> Brief
Lines, not repeats, are what count: give the number of lines below that hold "breaker", and nothing more.

(Beginning of Source records)

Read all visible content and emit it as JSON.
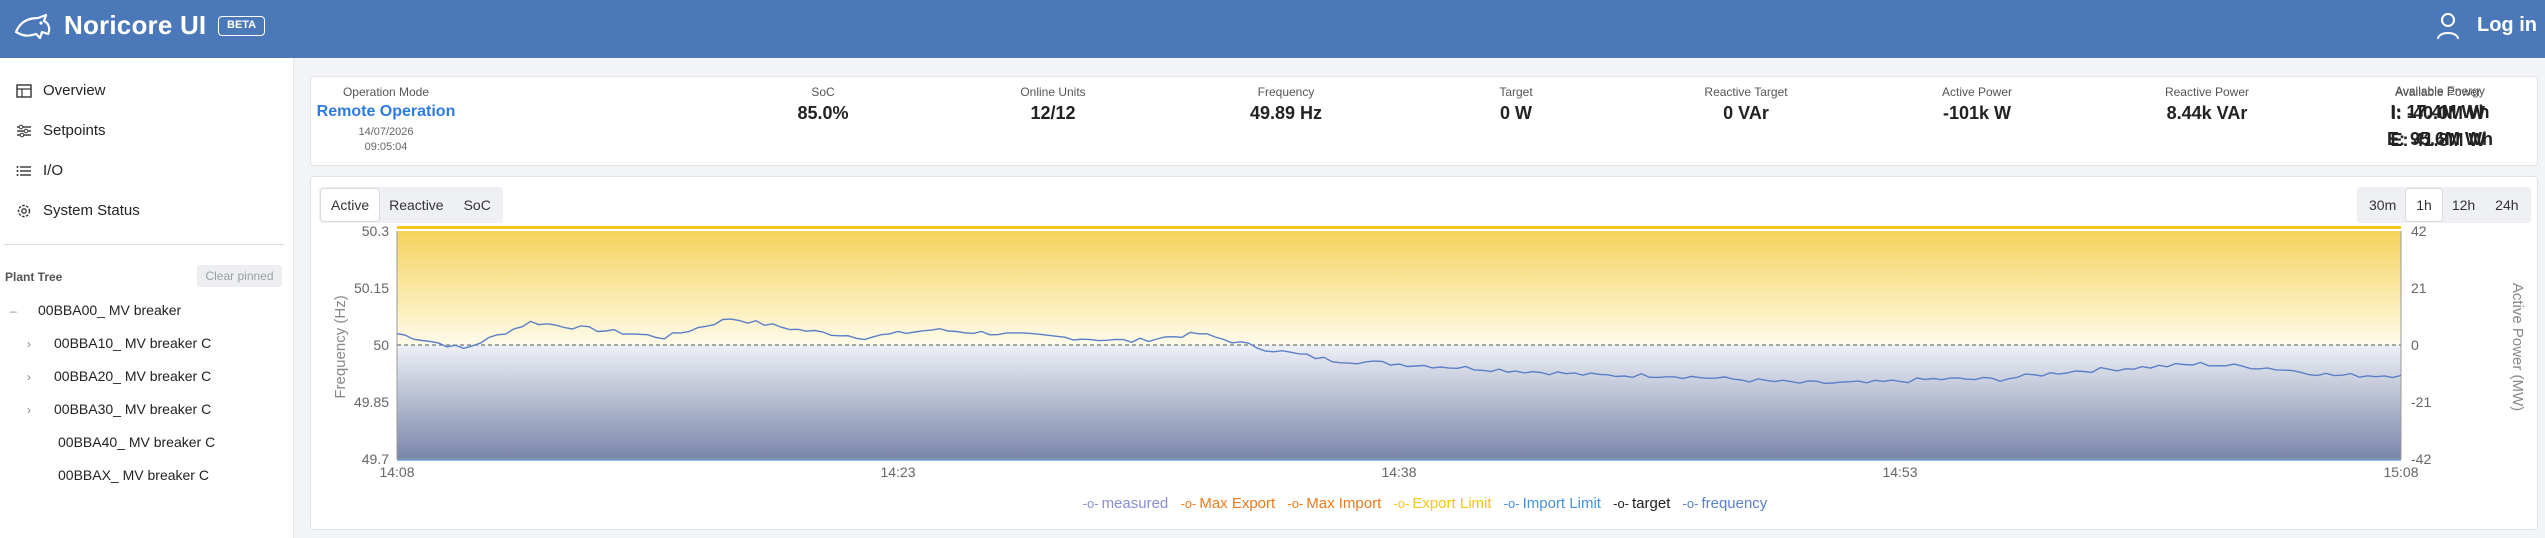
{
  "app": {
    "brand": "Noricore UI",
    "badge": "BETA",
    "login_label": "Log in"
  },
  "sidebar": {
    "nav": [
      {
        "label": "Overview",
        "icon": "table-icon"
      },
      {
        "label": "Setpoints",
        "icon": "sliders-icon"
      },
      {
        "label": "I/O",
        "icon": "list-icon"
      },
      {
        "label": "System Status",
        "icon": "gear-icon"
      }
    ],
    "tree_title": "Plant Tree",
    "clear_pinned": "Clear pinned",
    "tree": [
      {
        "label": "00BBA00_ MV breaker",
        "level": 0,
        "toggle": "–"
      },
      {
        "label": "00BBA10_ MV breaker C",
        "level": 1,
        "toggle": "›"
      },
      {
        "label": "00BBA20_ MV breaker C",
        "level": 1,
        "toggle": "›"
      },
      {
        "label": "00BBA30_ MV breaker C",
        "level": 1,
        "toggle": "›"
      },
      {
        "label": "00BBA40_ MV breaker C",
        "level": 1,
        "toggle": ""
      },
      {
        "label": "00BBAX_ MV breaker C",
        "level": 1,
        "toggle": ""
      }
    ]
  },
  "stats": {
    "operation_mode": {
      "label": "Operation Mode",
      "value": "Remote Operation",
      "date": "14/07/2026",
      "time": "09:05:04"
    },
    "soc": {
      "label": "SoC",
      "value": "85.0%"
    },
    "online_units": {
      "label": "Online Units",
      "value": "12/12"
    },
    "frequency": {
      "label": "Frequency",
      "value": "49.89 Hz"
    },
    "target": {
      "label": "Target",
      "value": "0 W"
    },
    "reactive_target": {
      "label": "Reactive Target",
      "value": "0 VAr"
    },
    "active_power": {
      "label": "Active Power",
      "value": "-101k W"
    },
    "reactive_power": {
      "label": "Reactive Power",
      "value": "8.44k VAr"
    },
    "available_power": {
      "label": "Available Power",
      "import": "I: -40.0M W",
      "export": "E: 41.8M W"
    },
    "available_energy": {
      "label": "Available Energy",
      "import": "I: 17.4M Wh",
      "export": "E: 95.6M Wh"
    }
  },
  "chart_tabs": [
    {
      "label": "Active",
      "active": true
    },
    {
      "label": "Reactive",
      "active": false
    },
    {
      "label": "SoC",
      "active": false
    }
  ],
  "range_buttons": [
    {
      "label": "30m",
      "active": false
    },
    {
      "label": "1h",
      "active": true
    },
    {
      "label": "12h",
      "active": false
    },
    {
      "label": "24h",
      "active": false
    }
  ],
  "colors": {
    "header": "#4b78b8",
    "measured": "#8a8fd0",
    "max_export": "#f07b1e",
    "max_import": "#f07b1e",
    "export_limit": "#f5c518",
    "import_limit": "#4a90d9",
    "target": "#222222",
    "frequency": "#5b7fc7"
  },
  "chart_data": {
    "type": "line",
    "xlabel": "",
    "ylabel_left": "Frequency (Hz)",
    "ylabel_right": "Active Power (MW)",
    "x_ticks": [
      "14:08",
      "14:23",
      "14:38",
      "14:53",
      "15:08"
    ],
    "y_left_ticks": [
      "50.3",
      "50.15",
      "50",
      "49.85",
      "49.7"
    ],
    "y_right_ticks": [
      "42",
      "21",
      "0",
      "-21",
      "-42"
    ],
    "ylim_left": [
      49.7,
      50.3
    ],
    "ylim_right": [
      -42,
      42
    ],
    "legend": [
      "measured",
      "Max Export",
      "Max Import",
      "Export Limit",
      "Import Limit",
      "target",
      "frequency"
    ],
    "series": [
      {
        "name": "frequency",
        "x": [
          "14:08",
          "14:10",
          "14:12",
          "14:14",
          "14:16",
          "14:18",
          "14:20",
          "14:22",
          "14:24",
          "14:26",
          "14:28",
          "14:30",
          "14:32",
          "14:34",
          "14:36",
          "14:38",
          "14:40",
          "14:42",
          "14:44",
          "14:46",
          "14:48",
          "14:50",
          "14:52",
          "14:54",
          "14:56",
          "14:58",
          "15:00",
          "15:02",
          "15:04",
          "15:06",
          "15:08"
        ],
        "values": [
          50.03,
          49.99,
          50.06,
          50.04,
          50.02,
          50.07,
          50.04,
          50.02,
          50.04,
          50.03,
          50.02,
          50.01,
          50.03,
          49.99,
          49.96,
          49.95,
          49.94,
          49.93,
          49.92,
          49.92,
          49.91,
          49.9,
          49.9,
          49.91,
          49.91,
          49.93,
          49.94,
          49.95,
          49.94,
          49.92,
          49.92
        ]
      },
      {
        "name": "Export Limit",
        "values": [
          41.8
        ]
      },
      {
        "name": "Import Limit",
        "values": [
          -40.0
        ]
      },
      {
        "name": "target",
        "values": [
          0
        ]
      }
    ]
  }
}
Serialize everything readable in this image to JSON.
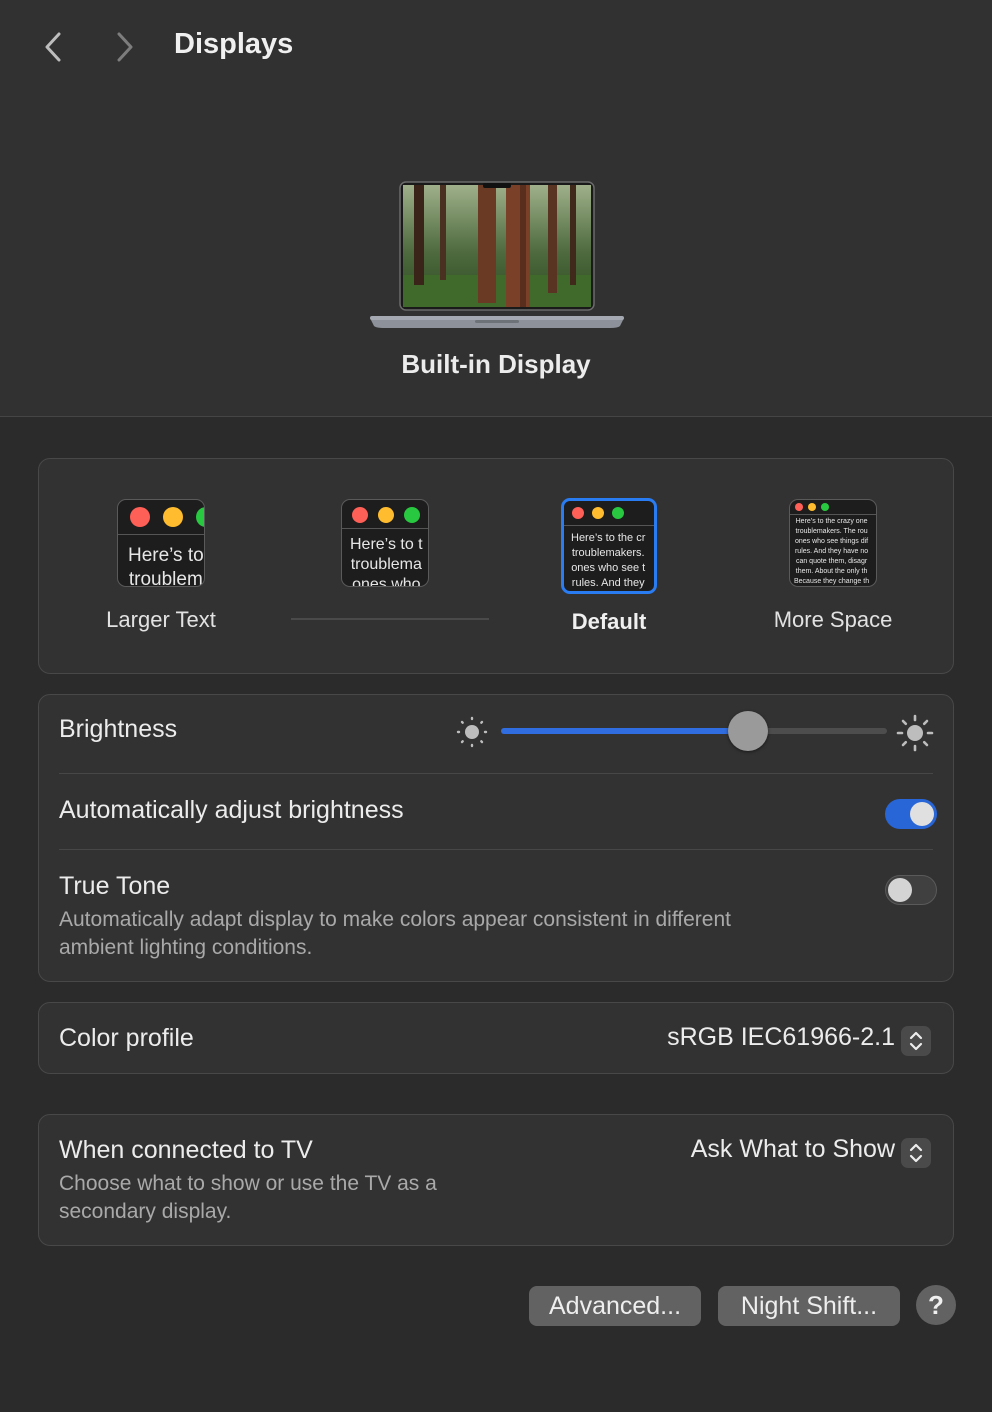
{
  "header": {
    "back_icon": "chevron-left-icon",
    "forward_icon": "chevron-right-icon",
    "title": "Displays"
  },
  "display": {
    "icon": "laptop-icon",
    "name": "Built-in Display"
  },
  "resolution": {
    "options": [
      {
        "label": "Larger Text",
        "preview": "Here’s to\ntroublem",
        "selected": false
      },
      {
        "label": "",
        "preview": "Here’s to t\ntroublema\nones who",
        "selected": false
      },
      {
        "label": "Default",
        "preview": "Here’s to the cr\ntroublemakers.\nones who see t\nrules. And they",
        "selected": true
      },
      {
        "label": "More Space",
        "preview": "Here’s to the crazy one\ntroublemakers. The rou\nones who see things dif\nrules. And they have no\ncan quote them, disagr\nthem. About the only th\nBecause they change th",
        "selected": false
      }
    ]
  },
  "brightness": {
    "label": "Brightness",
    "value": 0.64,
    "low_icon": "sun-dim-icon",
    "high_icon": "sun-bright-icon"
  },
  "auto_brightness": {
    "label": "Automatically adjust brightness",
    "on": true
  },
  "true_tone": {
    "label": "True Tone",
    "description_line1": "Automatically adapt display to make colors appear consistent in different",
    "description_line2": "ambient lighting conditions.",
    "on": false
  },
  "color_profile": {
    "label": "Color profile",
    "value": "sRGB IEC61966-2.1"
  },
  "tv": {
    "label": "When connected to TV",
    "description_line1": "Choose what to show or use the TV as a",
    "description_line2": "secondary display.",
    "value": "Ask What to Show"
  },
  "buttons": {
    "advanced": "Advanced...",
    "night_shift": "Night Shift...",
    "help": "?"
  },
  "colors": {
    "accent": "#2f6de0",
    "window_red": "#fe5f57",
    "window_yellow": "#febc2e",
    "window_green": "#28c840"
  }
}
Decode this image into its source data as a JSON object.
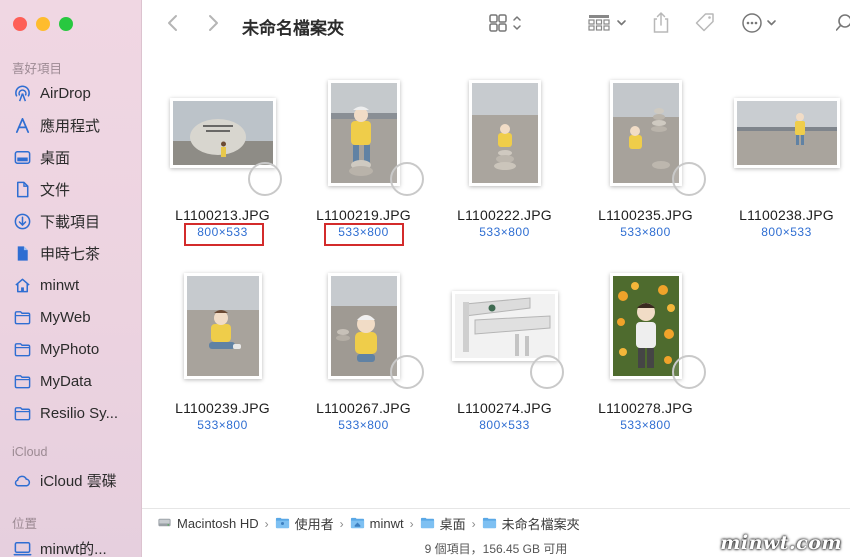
{
  "sidebar": {
    "favorites_header": "喜好項目",
    "items": [
      {
        "label": "AirDrop",
        "icon": "airdrop-icon"
      },
      {
        "label": "應用程式",
        "icon": "applications-icon"
      },
      {
        "label": "桌面",
        "icon": "desktop-icon"
      },
      {
        "label": "文件",
        "icon": "document-icon"
      },
      {
        "label": "下載項目",
        "icon": "downloads-icon"
      },
      {
        "label": "申時七茶",
        "icon": "file-icon"
      },
      {
        "label": "minwt",
        "icon": "home-icon"
      },
      {
        "label": "MyWeb",
        "icon": "folder-icon"
      },
      {
        "label": "MyPhoto",
        "icon": "folder-icon"
      },
      {
        "label": "MyData",
        "icon": "folder-icon"
      },
      {
        "label": "Resilio Sy...",
        "icon": "folder-icon"
      }
    ],
    "icloud_header": "iCloud",
    "icloud_items": [
      {
        "label": "iCloud 雲碟",
        "icon": "cloud-icon"
      }
    ],
    "locations_header": "位置",
    "location_items": [
      {
        "label": "minwt的...",
        "icon": "computer-icon"
      }
    ]
  },
  "toolbar": {
    "title": "未命名檔案夾",
    "back_icon": "chevron-left-icon",
    "forward_icon": "chevron-right-icon"
  },
  "files": [
    {
      "name": "L1100213.JPG",
      "dims": "800×533",
      "orientation": "landscape",
      "highlighted": true
    },
    {
      "name": "L1100219.JPG",
      "dims": "533×800",
      "orientation": "portrait",
      "highlighted": true
    },
    {
      "name": "L1100222.JPG",
      "dims": "533×800",
      "orientation": "portrait",
      "highlighted": false
    },
    {
      "name": "L1100235.JPG",
      "dims": "533×800",
      "orientation": "portrait",
      "highlighted": false
    },
    {
      "name": "L1100238.JPG",
      "dims": "800×533",
      "orientation": "landscape",
      "highlighted": false
    },
    {
      "name": "L1100239.JPG",
      "dims": "533×800",
      "orientation": "portrait",
      "highlighted": false
    },
    {
      "name": "L1100267.JPG",
      "dims": "533×800",
      "orientation": "portrait",
      "highlighted": false
    },
    {
      "name": "L1100274.JPG",
      "dims": "800×533",
      "orientation": "landscape",
      "highlighted": false
    },
    {
      "name": "L1100278.JPG",
      "dims": "533×800",
      "orientation": "portrait",
      "highlighted": false
    }
  ],
  "pathbar": {
    "crumbs": [
      {
        "label": "Macintosh HD",
        "icon": "disk-icon"
      },
      {
        "label": "使用者",
        "icon": "folder-icon"
      },
      {
        "label": "minwt",
        "icon": "home-folder-icon"
      },
      {
        "label": "桌面",
        "icon": "folder-icon"
      },
      {
        "label": "未命名檔案夾",
        "icon": "folder-icon"
      }
    ]
  },
  "status": "9 個項目，156.45 GB 可用",
  "watermark": "minwt.com",
  "colors": {
    "accent": "#2f6ed2",
    "highlight_box": "#d32b2b",
    "sidebar_bg": "#eed5e2"
  }
}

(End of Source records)

> Result
6